Today is inauguration day, and like many, my thoughts have turned to Louie Giglio. Giglio is the pastor of Passion City Church in Atlanta who was widely known for his leadership of the Passion conferences and work against sex trafficking before everyone became aware of him as the man who withdrew from offering the benediction at President Obama’s second inauguration.
Pulling out was not Giglio’s idea. His letter to the White House explained that he stepped down from the role at the urging of the Obama administration, following attacks by the left for a fifteen-year-old sermon where he applied biblical ethics to homosexual behavior. In wake of this, orthodox Christians must ask: Are we still welcome in the public square?
As many have pointed out, there is a modern-day McCarthyism taking hold in the United States, where instead of asking “Are you now or have you ever been a member of the Communist Party?” people are asked, “Do you now or have you ever believed that homosexual behavior is a sin?”
Under this standard, millions of Americans are left out in the cold as personae non gratae to this President’s administration until or unless they “repent” of this political misstep.
When Christians are silenced for merely sharing biblical truth, we ought to be more than worried.

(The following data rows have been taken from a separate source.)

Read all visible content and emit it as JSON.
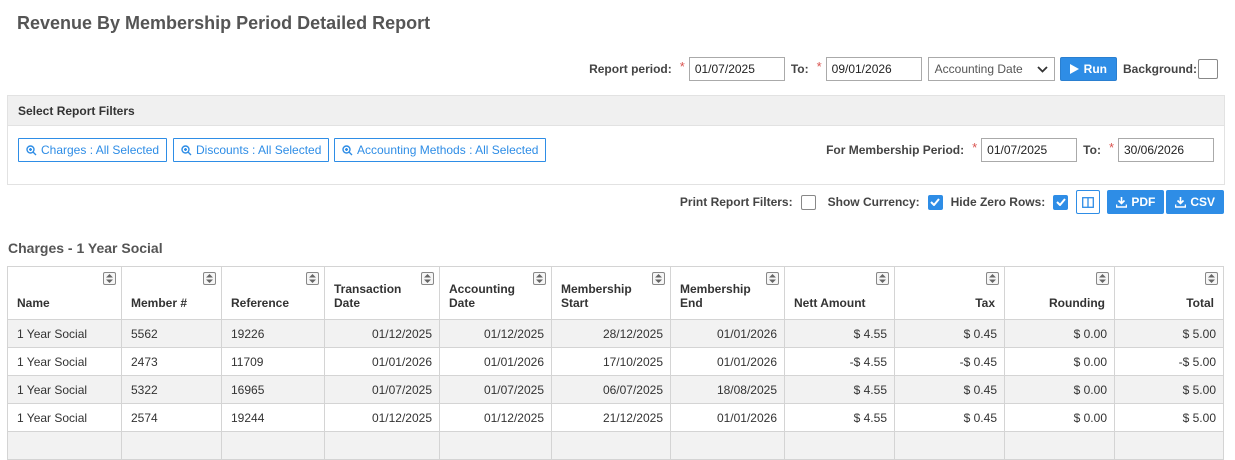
{
  "page_title": "Revenue By Membership Period Detailed Report",
  "report_period": {
    "label": "Report period:",
    "from": "01/07/2025",
    "to_label": "To:",
    "to": "09/01/2026",
    "date_type": "Accounting Date",
    "run_label": "Run",
    "background_label": "Background:"
  },
  "filters": {
    "header": "Select Report Filters",
    "charges_btn": "Charges : All Selected",
    "discounts_btn": "Discounts : All Selected",
    "accounting_btn": "Accounting Methods : All Selected",
    "membership_period_label": "For Membership Period:",
    "mp_from": "01/07/2025",
    "mp_to_label": "To:",
    "mp_to": "30/06/2026"
  },
  "options": {
    "print_filters_label": "Print Report Filters:",
    "show_currency_label": "Show Currency:",
    "hide_zero_label": "Hide Zero Rows:",
    "pdf_label": "PDF",
    "csv_label": "CSV"
  },
  "section_title": "Charges - 1 Year Social",
  "table": {
    "columns": [
      "Name",
      "Member #",
      "Reference",
      "Transaction Date",
      "Accounting Date",
      "Membership Start",
      "Membership End",
      "Nett Amount",
      "Tax",
      "Rounding",
      "Total"
    ],
    "rows": [
      [
        "1 Year Social",
        "5562",
        "19226",
        "01/12/2025",
        "01/12/2025",
        "28/12/2025",
        "01/01/2026",
        "$ 4.55",
        "$ 0.45",
        "$ 0.00",
        "$ 5.00"
      ],
      [
        "1 Year Social",
        "2473",
        "11709",
        "01/01/2026",
        "01/01/2026",
        "17/10/2025",
        "01/01/2026",
        "-$ 4.55",
        "-$ 0.45",
        "$ 0.00",
        "-$ 5.00"
      ],
      [
        "1 Year Social",
        "5322",
        "16965",
        "01/07/2025",
        "01/07/2025",
        "06/07/2025",
        "18/08/2025",
        "$ 4.55",
        "$ 0.45",
        "$ 0.00",
        "$ 5.00"
      ],
      [
        "1 Year Social",
        "2574",
        "19244",
        "01/12/2025",
        "01/12/2025",
        "21/12/2025",
        "01/01/2026",
        "$ 4.55",
        "$ 0.45",
        "$ 0.00",
        "$ 5.00"
      ]
    ]
  },
  "colors": {
    "accent": "#2e8de6",
    "required": "#d9534f",
    "stripe": "#f2f2f2"
  }
}
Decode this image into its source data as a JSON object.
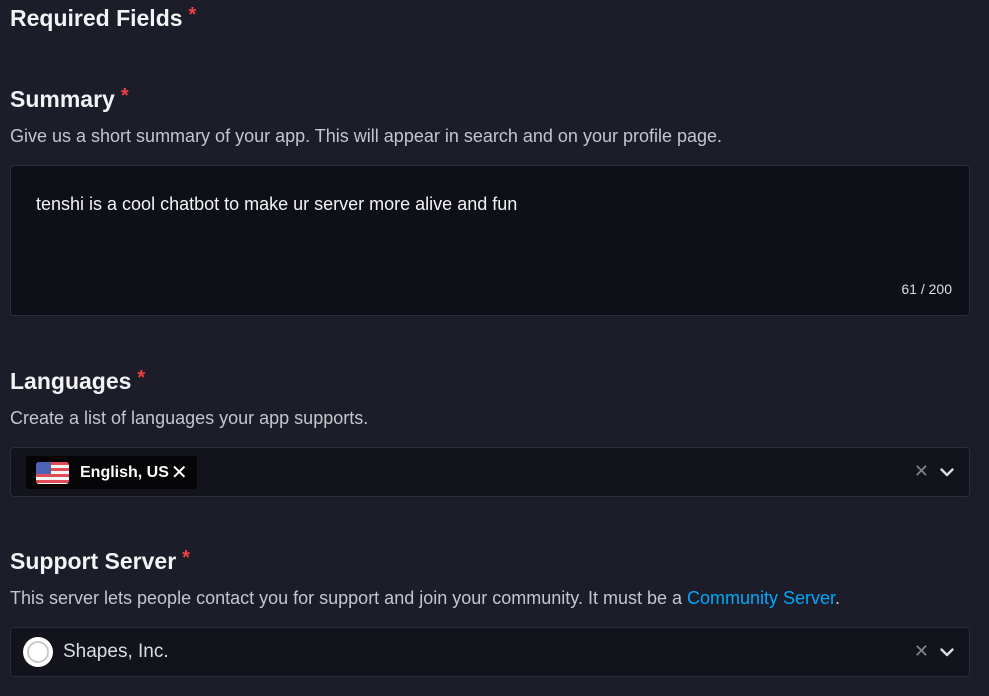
{
  "required_fields": {
    "heading": "Required Fields",
    "asterisk": "*"
  },
  "summary": {
    "heading": "Summary",
    "asterisk": "*",
    "description": "Give us a short summary of your app. This will appear in search and on your profile page.",
    "value": "tenshi is a cool chatbot to make ur server more alive and fun",
    "counter": "61 / 200"
  },
  "languages": {
    "heading": "Languages",
    "asterisk": "*",
    "description": "Create a list of languages your app supports.",
    "selected_tag": "English, US",
    "tag_remove": "✕",
    "clear": "✕",
    "flag_icon": "us-flag-icon"
  },
  "support_server": {
    "heading": "Support Server",
    "asterisk": "*",
    "description_prefix": "This server lets people contact you for support and join your community. It must be a ",
    "description_link": "Community Server",
    "description_suffix": ".",
    "selected_server": "Shapes, Inc.",
    "clear": "✕"
  },
  "colors": {
    "background": "#1c1d28",
    "input_bg": "#0f1017",
    "required": "#f23f43",
    "link": "#00a8fc"
  }
}
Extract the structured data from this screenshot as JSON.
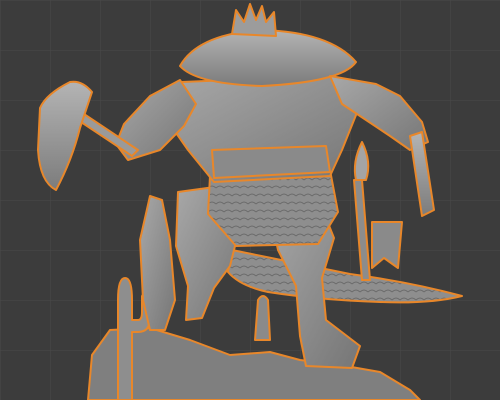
{
  "viewport": {
    "name": "3d-viewport",
    "background": "#3c3c3c",
    "grid_color": "#4a4a4a",
    "selection_outline": "#e8872a",
    "mesh_color": "#9a9a9a",
    "mesh_shadow": "#6e6e6e"
  },
  "model": {
    "icon": "sculpted-lizardfolk-warrior-model"
  }
}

The intolerance of the left towards Giglio’s deeply held religious beliefs (which frankly have little to do with the prayer he would have offered) should concern us and cause us to be vigilant to insure that our constitutional freedoms remain protected.
Our freedom of conscience, our right to believe according to our deepest convictions – as well as our right to utter them – is under attack. We must not be bullied into denying the truth of Biblical Christianity just to participate in the civil discourse.
That’s why we at the Center for Religious Expression exist, to insure the liberty of Christians to freely express their faith in the public square.
As Benjamin Franklin aptly pointed out as a young man in 1722: “Without freedom of thought, there can be no such thing as wisdom; and no such thing as public liberty without freedom of speech…. Whoever would overthrow the liberty of a nation must begin by subduing the freedom of speech.”